  8. The sheer abundance of music makes Pitchfork entirely too influential, and the fact is they serve as a guide to music, by providing thoughts on it. When those thoughts are punctuated by one single rating out of ten, it sets every album up to one common scale, when albums are made to be interpreted and taken in differently.

    Do you see the problem? Art isn't meant to be rated. Music is art. Music isn't meant to be rated. Pitchfork rates as much of it as they possibly can. If you're assuming every Pitchfork reader has the presence of mind to not take what Pitchfork says as more than a single solitary opinion, then that puts you on a similar plane of ignorance.

    Ok, that was a little harsh. I didn't mean that.

    But when a new video game comes out, I check IGN to see how they reviewed it. Video games are reviewable technology, with very slight room for story interpretation, though a coherent story with proper continuity is usually all it takes to garner a perfect score, provided that the rest of the game is flawless.
    Video game reviews are very akin to fact. Music reviews are very akin to opinion. Yet the reviews are written in the same way, thus blurring the discrepancies between their validity. This parallel makes it easy to see Pitchfork as a technical review similar to video game reviews.

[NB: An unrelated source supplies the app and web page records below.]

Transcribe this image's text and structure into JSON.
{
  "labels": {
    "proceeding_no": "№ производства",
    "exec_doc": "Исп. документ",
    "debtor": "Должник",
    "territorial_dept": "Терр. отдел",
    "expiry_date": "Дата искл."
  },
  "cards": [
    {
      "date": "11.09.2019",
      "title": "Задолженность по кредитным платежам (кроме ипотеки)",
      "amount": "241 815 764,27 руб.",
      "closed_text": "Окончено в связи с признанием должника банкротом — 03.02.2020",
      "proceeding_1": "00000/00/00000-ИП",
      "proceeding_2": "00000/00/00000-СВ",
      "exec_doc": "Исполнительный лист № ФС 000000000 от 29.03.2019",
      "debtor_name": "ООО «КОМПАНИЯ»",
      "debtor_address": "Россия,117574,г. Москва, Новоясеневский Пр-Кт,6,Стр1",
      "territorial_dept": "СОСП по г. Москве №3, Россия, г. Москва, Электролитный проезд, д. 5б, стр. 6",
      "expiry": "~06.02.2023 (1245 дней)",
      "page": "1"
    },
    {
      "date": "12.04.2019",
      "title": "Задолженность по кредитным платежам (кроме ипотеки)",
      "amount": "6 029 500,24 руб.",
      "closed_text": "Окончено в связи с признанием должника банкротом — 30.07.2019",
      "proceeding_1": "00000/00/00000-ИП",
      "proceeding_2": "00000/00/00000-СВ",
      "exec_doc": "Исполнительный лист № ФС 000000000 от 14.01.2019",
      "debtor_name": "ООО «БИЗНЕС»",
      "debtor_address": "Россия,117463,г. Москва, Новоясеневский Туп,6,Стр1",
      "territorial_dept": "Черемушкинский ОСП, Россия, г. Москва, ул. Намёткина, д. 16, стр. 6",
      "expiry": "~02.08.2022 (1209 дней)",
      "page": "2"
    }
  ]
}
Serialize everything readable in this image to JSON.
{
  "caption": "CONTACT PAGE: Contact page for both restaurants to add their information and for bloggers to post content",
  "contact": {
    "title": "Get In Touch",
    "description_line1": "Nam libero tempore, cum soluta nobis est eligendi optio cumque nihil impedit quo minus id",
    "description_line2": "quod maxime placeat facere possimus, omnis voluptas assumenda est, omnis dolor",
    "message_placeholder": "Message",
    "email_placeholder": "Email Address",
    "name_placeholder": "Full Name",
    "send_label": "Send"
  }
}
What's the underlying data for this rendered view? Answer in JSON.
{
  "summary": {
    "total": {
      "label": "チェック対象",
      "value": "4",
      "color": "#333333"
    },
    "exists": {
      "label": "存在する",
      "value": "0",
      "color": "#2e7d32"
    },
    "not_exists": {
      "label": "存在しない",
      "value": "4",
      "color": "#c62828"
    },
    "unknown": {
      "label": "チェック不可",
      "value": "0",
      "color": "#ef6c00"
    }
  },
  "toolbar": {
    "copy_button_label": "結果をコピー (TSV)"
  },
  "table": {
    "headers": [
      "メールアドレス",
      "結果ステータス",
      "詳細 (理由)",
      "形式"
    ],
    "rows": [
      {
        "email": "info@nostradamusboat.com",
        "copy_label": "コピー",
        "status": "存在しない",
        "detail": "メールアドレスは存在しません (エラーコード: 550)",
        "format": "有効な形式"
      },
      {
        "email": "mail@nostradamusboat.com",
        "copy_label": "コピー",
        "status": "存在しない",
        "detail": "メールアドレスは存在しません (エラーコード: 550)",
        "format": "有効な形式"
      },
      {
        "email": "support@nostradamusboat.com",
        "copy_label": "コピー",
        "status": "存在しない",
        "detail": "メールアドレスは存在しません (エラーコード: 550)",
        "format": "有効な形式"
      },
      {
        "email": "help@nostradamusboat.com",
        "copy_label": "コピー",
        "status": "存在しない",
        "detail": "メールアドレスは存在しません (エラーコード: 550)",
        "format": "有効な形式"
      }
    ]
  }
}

    This convenience in filing, as you seem to view it, doubles as a succinct hierarchal method for discerning that which cannot be discerned – what makes music better than other music.

    By all means, it's good that you can view PF as subjective opinion. But you're in the minority. And that's why it's stupid.


  9. Wow, it's not even my day to post. Damn it. sorry.

  10. related: one of my all-time favorite Onion articles:,2278/